▶ **Your task**:
Each record is to be printed again precisely as it reads.

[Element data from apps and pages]
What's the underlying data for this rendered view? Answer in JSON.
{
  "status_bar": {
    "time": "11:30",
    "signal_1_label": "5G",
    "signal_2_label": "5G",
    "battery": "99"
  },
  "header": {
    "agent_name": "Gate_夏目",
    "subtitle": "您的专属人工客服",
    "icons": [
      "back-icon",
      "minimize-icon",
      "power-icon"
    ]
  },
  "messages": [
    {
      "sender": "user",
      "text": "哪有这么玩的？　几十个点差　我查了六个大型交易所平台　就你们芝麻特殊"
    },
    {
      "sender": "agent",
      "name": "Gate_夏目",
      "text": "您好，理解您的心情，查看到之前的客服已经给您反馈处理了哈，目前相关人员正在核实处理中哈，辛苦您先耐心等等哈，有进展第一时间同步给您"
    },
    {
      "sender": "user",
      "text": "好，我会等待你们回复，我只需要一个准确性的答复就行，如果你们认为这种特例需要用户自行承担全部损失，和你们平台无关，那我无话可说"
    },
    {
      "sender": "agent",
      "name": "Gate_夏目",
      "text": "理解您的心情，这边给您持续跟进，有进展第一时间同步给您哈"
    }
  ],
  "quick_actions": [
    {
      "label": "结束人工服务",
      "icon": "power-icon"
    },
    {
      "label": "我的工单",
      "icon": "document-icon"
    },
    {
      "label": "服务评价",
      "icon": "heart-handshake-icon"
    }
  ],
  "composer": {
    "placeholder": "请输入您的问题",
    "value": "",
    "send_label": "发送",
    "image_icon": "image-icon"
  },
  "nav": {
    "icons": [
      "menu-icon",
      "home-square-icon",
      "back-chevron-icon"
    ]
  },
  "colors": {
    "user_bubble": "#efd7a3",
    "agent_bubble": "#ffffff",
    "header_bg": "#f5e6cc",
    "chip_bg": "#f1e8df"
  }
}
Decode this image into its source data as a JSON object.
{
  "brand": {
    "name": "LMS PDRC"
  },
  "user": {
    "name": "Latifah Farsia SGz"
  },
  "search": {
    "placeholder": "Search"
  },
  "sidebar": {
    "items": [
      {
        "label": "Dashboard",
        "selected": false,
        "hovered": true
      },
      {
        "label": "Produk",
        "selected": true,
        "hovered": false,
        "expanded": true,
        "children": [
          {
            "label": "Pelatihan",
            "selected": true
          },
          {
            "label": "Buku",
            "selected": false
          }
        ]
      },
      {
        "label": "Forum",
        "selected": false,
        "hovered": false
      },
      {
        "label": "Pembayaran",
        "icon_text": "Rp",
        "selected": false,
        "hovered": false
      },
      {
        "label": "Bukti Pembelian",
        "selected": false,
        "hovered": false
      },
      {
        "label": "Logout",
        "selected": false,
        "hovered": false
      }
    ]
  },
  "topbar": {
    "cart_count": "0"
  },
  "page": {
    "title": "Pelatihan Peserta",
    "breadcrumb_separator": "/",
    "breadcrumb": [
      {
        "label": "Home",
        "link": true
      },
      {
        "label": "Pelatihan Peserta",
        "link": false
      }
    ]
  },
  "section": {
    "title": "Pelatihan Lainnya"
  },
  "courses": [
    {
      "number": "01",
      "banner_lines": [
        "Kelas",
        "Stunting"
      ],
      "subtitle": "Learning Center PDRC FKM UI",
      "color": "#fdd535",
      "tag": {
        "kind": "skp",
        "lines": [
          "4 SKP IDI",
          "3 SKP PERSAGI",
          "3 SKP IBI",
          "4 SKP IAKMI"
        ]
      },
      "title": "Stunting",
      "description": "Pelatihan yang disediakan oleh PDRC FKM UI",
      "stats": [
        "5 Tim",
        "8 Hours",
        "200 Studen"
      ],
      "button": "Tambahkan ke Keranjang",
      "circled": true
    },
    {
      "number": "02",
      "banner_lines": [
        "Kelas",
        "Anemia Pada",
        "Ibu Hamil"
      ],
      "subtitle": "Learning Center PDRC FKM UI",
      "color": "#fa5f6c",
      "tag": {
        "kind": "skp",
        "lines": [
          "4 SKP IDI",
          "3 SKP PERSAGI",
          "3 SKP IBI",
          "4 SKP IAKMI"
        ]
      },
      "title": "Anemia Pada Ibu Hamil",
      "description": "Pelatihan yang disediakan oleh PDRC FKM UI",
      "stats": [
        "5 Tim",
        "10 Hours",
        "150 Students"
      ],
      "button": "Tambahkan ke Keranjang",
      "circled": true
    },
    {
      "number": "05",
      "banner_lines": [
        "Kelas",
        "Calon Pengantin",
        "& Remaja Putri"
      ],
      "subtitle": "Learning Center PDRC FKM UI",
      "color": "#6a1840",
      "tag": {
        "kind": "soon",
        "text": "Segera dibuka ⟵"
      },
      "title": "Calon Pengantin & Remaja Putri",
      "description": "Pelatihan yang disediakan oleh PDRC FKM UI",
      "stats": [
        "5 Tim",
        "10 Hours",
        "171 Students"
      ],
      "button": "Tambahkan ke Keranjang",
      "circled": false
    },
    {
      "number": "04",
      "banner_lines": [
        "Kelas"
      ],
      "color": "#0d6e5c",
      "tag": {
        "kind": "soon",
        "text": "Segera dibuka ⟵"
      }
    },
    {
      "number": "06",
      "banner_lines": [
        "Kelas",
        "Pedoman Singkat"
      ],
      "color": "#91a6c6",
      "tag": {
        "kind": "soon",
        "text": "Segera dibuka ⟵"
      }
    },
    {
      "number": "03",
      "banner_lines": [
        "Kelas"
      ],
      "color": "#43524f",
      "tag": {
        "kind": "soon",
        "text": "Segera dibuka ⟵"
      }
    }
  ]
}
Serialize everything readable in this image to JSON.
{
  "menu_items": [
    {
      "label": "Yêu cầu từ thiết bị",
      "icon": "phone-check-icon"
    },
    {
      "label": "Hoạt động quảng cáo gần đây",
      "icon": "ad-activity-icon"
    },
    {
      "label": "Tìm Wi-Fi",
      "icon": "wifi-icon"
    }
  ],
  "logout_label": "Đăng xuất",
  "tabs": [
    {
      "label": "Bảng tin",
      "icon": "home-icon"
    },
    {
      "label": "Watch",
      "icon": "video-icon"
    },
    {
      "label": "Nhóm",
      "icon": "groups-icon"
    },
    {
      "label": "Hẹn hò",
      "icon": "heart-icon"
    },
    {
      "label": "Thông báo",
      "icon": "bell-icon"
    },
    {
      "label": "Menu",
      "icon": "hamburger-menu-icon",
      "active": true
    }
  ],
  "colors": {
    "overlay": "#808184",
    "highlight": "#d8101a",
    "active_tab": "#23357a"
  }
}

▶ **Answer space**:
What's the underlying data for this rendered view? Answer in JSON.
{
  "status_bar": {
    "time": "11:30",
    "signal_1_label": "5G",
    "signal_2_label": "5G",
    "battery": "99"
  },
  "header": {
    "agent_name": "Gate_夏目",
    "subtitle": "您的专属人工客服",
    "icons": [
      "back-icon",
      "minimize-icon",
      "power-icon"
    ]
  },
  "messages": [
    {
      "sender": "user",
      "text": "哪有这么玩的？　几十个点差　我查了六个大型交易所平台　就你们芝麻特殊"
    },
    {
      "sender": "agent",
      "name": "Gate_夏目",
      "text": "您好，理解您的心情，查看到之前的客服已经给您反馈处理了哈，目前相关人员正在核实处理中哈，辛苦您先耐心等等哈，有进展第一时间同步给您"
    },
    {
      "sender": "user",
      "text": "好，我会等待你们回复，我只需要一个准确性的答复就行，如果你们认为这种特例需要用户自行承担全部损失，和你们平台无关，那我无话可说"
    },
    {
      "sender": "agent",
      "name": "Gate_夏目",
      "text": "理解您的心情，这边给您持续跟进，有进展第一时间同步给您哈"
    }
  ],
  "quick_actions": [
    {
      "label": "结束人工服务",
      "icon": "power-icon"
    },
    {
      "label": "我的工单",
      "icon": "document-icon"
    },
    {
      "label": "服务评价",
      "icon": "heart-handshake-icon"
    }
  ],
  "composer": {
    "placeholder": "请输入您的问题",
    "value": "",
    "send_label": "发送",
    "image_icon": "image-icon"
  },
  "nav": {
    "icons": [
      "menu-icon",
      "home-square-icon",
      "back-chevron-icon"
    ]
  },
  "colors": {
    "user_bubble": "#efd7a3",
    "agent_bubble": "#ffffff",
    "header_bg": "#f5e6cc",
    "chip_bg": "#f1e8df"
  }
}
Decode this image into its source data as a JSON object.
{
  "brand": {
    "name": "LMS PDRC"
  },
  "user": {
    "name": "Latifah Farsia SGz"
  },
  "search": {
    "placeholder": "Search"
  },
  "sidebar": {
    "items": [
      {
        "label": "Dashboard",
        "selected": false,
        "hovered": true
      },
      {
        "label": "Produk",
        "selected": true,
        "hovered": false,
        "expanded": true,
        "children": [
          {
            "label": "Pelatihan",
            "selected": true
          },
          {
            "label": "Buku",
            "selected": false
          }
        ]
      },
      {
        "label": "Forum",
        "selected": false,
        "hovered": false
      },
      {
        "label": "Pembayaran",
        "icon_text": "Rp",
        "selected": false,
        "hovered": false
      },
      {
        "label": "Bukti Pembelian",
        "selected": false,
        "hovered": false
      },
      {
        "label": "Logout",
        "selected": false,
        "hovered": false
      }
    ]
  },
  "topbar": {
    "cart_count": "0"
  },
  "page": {
    "title": "Pelatihan Peserta",
    "breadcrumb_separator": "/",
    "breadcrumb": [
      {
        "label": "Home",
        "link": true
      },
      {
        "label": "Pelatihan Peserta",
        "link": false
      }
    ]
  },
  "section": {
    "title": "Pelatihan Lainnya"
  },
  "courses": [
    {
      "number": "01",
      "banner_lines": [
        "Kelas",
        "Stunting"
      ],
      "subtitle": "Learning Center PDRC FKM UI",
      "color": "#fdd535",
      "tag": {
        "kind": "skp",
        "lines": [
          "4 SKP IDI",
          "3 SKP PERSAGI",
          "3 SKP IBI",
          "4 SKP IAKMI"
        ]
      },
      "title": "Stunting",
      "description": "Pelatihan yang disediakan oleh PDRC FKM UI",
      "stats": [
        "5 Tim",
        "8 Hours",
        "200 Studen"
      ],
      "button": "Tambahkan ke Keranjang",
      "circled": true
    },
    {
      "number": "02",
      "banner_lines": [
        "Kelas",
        "Anemia Pada",
        "Ibu Hamil"
      ],
      "subtitle": "Learning Center PDRC FKM UI",
      "color": "#fa5f6c",
      "tag": {
        "kind": "skp",
        "lines": [
          "4 SKP IDI",
          "3 SKP PERSAGI",
          "3 SKP IBI",
          "4 SKP IAKMI"
        ]
      },
      "title": "Anemia Pada Ibu Hamil",
      "description": "Pelatihan yang disediakan oleh PDRC FKM UI",
      "stats": [
        "5 Tim",
        "10 Hours",
        "150 Students"
      ],
      "button": "Tambahkan ke Keranjang",
      "circled": true
    },
    {
      "number": "05",
      "banner_lines": [
        "Kelas",
        "Calon Pengantin",
        "& Remaja Putri"
      ],
      "subtitle": "Learning Center PDRC FKM UI",
      "color": "#6a1840",
      "tag": {
        "kind": "soon",
        "text": "Segera dibuka ⟵"
      },
      "title": "Calon Pengantin & Remaja Putri",
      "description": "Pelatihan yang disediakan oleh PDRC FKM UI",
      "stats": [
        "5 Tim",
        "10 Hours",
        "171 Students"
      ],
      "button": "Tambahkan ke Keranjang",
      "circled": false
    },
    {
      "number": "04",
      "banner_lines": [
        "Kelas"
      ],
      "color": "#0d6e5c",
      "tag": {
        "kind": "soon",
        "text": "Segera dibuka ⟵"
      }
    },
    {
      "number": "06",
      "banner_lines": [
        "Kelas",
        "Pedoman Singkat"
      ],
      "color": "#91a6c6",
      "tag": {
        "kind": "soon",
        "text": "Segera dibuka ⟵"
      }
    },
    {
      "number": "03",
      "banner_lines": [
        "Kelas"
      ],
      "color": "#43524f",
      "tag": {
        "kind": "soon",
        "text": "Segera dibuka ⟵"
      }
    }
  ]
}
Serialize everything readable in this image to JSON.
{
  "menu_items": [
    {
      "label": "Yêu cầu từ thiết bị",
      "icon": "phone-check-icon"
    },
    {
      "label": "Hoạt động quảng cáo gần đây",
      "icon": "ad-activity-icon"
    },
    {
      "label": "Tìm Wi-Fi",
      "icon": "wifi-icon"
    }
  ],
  "logout_label": "Đăng xuất",
  "tabs": [
    {
      "label": "Bảng tin",
      "icon": "home-icon"
    },
    {
      "label": "Watch",
      "icon": "video-icon"
    },
    {
      "label": "Nhóm",
      "icon": "groups-icon"
    },
    {
      "label": "Hẹn hò",
      "icon": "heart-icon"
    },
    {
      "label": "Thông báo",
      "icon": "bell-icon"
    },
    {
      "label": "Menu",
      "icon": "hamburger-menu-icon",
      "active": true
    }
  ],
  "colors": {
    "overlay": "#808184",
    "highlight": "#d8101a",
    "active_tab": "#23357a"
  }
}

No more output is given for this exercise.